Actually USA shipping is quite cheap compared to other countries.

olddataman
November 26th, 2003, 09:01 AM
I have been shipping computers for over 45 years, without complaint here are some "tricks of the trade" that are the key to success. Ror Personal computers, here is my standard way of packing. First, remove all pll plug-in boards and package them individually. Note where they should be re-installerd. Second, fill the computer's now empty insides with bubbles or popcorn plastic acorns or similar "popcorn". Next, I wrap the whole computer cabinet with bubble wrap in both directions I then put thr whole works i a box with the bottoma padded well. If it is to go via UPS or FFEE-EX, the box containing the computer must be suspended in a second box. The boards pulled out should be plafed in conductive plastic and packed in another box which is completely filled .

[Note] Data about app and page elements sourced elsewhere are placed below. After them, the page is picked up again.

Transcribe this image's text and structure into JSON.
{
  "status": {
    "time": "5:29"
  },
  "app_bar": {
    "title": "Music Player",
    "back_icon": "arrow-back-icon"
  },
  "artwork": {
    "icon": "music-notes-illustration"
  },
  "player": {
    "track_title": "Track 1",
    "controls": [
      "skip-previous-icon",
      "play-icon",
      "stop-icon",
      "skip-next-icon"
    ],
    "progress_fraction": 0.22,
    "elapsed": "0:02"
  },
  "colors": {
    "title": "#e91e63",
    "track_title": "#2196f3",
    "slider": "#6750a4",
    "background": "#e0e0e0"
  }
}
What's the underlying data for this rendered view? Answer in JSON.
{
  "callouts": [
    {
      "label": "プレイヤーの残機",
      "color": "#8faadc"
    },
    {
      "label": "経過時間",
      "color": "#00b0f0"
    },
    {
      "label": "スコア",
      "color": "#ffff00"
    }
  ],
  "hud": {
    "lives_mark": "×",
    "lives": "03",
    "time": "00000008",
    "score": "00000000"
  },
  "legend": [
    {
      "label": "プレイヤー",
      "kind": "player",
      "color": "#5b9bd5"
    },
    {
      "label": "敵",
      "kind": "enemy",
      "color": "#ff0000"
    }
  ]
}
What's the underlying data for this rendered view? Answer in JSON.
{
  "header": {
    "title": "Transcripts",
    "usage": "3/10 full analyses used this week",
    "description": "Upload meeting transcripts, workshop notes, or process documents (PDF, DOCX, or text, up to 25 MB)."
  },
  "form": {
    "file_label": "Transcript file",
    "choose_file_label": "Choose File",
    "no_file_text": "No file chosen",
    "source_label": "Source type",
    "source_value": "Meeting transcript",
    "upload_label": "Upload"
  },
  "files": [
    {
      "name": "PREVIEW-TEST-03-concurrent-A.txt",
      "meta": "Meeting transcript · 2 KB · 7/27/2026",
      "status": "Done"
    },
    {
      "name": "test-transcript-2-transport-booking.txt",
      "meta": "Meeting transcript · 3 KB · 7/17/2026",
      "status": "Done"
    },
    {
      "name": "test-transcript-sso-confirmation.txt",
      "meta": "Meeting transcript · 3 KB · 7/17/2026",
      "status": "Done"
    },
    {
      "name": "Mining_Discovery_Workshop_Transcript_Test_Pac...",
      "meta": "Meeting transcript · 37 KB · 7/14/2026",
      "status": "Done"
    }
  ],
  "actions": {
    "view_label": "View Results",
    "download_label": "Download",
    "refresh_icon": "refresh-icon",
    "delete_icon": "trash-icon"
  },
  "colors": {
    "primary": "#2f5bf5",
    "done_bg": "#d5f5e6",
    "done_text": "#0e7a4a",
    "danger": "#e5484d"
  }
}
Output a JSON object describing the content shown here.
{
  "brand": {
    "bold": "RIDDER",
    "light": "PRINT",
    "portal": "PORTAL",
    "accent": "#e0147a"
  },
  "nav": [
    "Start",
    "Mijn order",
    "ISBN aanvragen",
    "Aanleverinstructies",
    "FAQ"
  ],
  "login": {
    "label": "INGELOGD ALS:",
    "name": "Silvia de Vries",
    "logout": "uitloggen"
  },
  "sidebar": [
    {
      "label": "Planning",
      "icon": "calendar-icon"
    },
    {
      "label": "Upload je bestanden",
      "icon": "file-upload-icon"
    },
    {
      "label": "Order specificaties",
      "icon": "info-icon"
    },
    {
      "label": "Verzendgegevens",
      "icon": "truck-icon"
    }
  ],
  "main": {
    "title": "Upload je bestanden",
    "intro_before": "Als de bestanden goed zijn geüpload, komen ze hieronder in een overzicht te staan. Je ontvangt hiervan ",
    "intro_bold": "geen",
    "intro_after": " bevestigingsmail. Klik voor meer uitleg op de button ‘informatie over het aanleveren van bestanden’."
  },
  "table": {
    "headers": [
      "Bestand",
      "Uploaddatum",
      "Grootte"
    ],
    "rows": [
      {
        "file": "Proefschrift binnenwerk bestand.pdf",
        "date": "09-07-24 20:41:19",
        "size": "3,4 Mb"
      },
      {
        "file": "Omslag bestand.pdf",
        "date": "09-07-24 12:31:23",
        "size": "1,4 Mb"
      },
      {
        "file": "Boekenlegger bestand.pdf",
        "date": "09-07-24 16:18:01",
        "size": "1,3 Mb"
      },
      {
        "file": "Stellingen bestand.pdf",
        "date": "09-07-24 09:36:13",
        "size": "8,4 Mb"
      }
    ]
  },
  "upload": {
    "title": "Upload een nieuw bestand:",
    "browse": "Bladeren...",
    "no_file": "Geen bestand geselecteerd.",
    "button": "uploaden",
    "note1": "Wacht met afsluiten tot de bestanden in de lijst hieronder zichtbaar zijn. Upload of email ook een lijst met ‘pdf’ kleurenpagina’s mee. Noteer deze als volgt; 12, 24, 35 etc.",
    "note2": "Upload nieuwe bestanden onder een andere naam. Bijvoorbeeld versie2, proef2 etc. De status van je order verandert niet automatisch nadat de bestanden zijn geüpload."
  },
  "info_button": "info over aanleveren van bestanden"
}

We did some measurements when I worked at B.N.L. to see what kind of stress various sized electoronics "stuff" was subjected to in shipment. Would you believe 5 to 30 Gs? Is it any wonder things get smashed in transit? My method of packing has never failed for a computer similar to the SOL-20, Apple II, Commadore and similarly pasckaged PCs and I have used it on IMSAI, ALYAAIR, CROMEMCO, VECTOR GRAPHICS and similar systems and while it is more work due to size constraints on shipping boxes, it does work.

Erik
November 26th, 2003, 10:01 AM
I agree with most of your packing advice but I refuse to use Styrofoam of any sort in packing electronics. Peanuts and formed Syrofoam are just evil.

I wrote up my packing standards an posted it at www.vintage-computer.com/howtopack.shtml. Your feedback would be most welcome!

Erik

olddataman
November 26th, 2003, 12:27 PM
Hi Erik;
I read your posting re packing that you referred to and only have one thing to add. Otherwise, it puts my advice to shame in it's thoroughness.
The only thing I would add is to remove any and all plug-in items that are inside the item itself. That is, the printed circfuit boards inside the computer that are plugged into edge cfonnefctors and otherwise are essetiallay "waving in the breeze." For example, Aapplle II add=in boards like the disk controller, I/o interfaces, display controllers, etc. and the same for S-100 boards. They can easiuly be jolted loose and raattle around to do much damage. They should be removed and packed seperately along with a note or chart to show where they should be placed when reinstalled. Most boards in machines produced since the IBM PC have the boards fastened in by brackets screwed down. But ever there, if the box is dropped from the cargo bay of a freight plane to the ground, the g forces are tremendous and the intermal boards can be subject to strains in directions that theyh wern't designed to resist.

Erik
November 28th, 2003, 09:24 PM
At your recommendation I added a section to the "how to pack" article.

Please let me know what you think!

Erik

olddataman
November 29th, 2003, 03:55 AM
Erik;
Well said my friend. I wish I could write so well.
Ray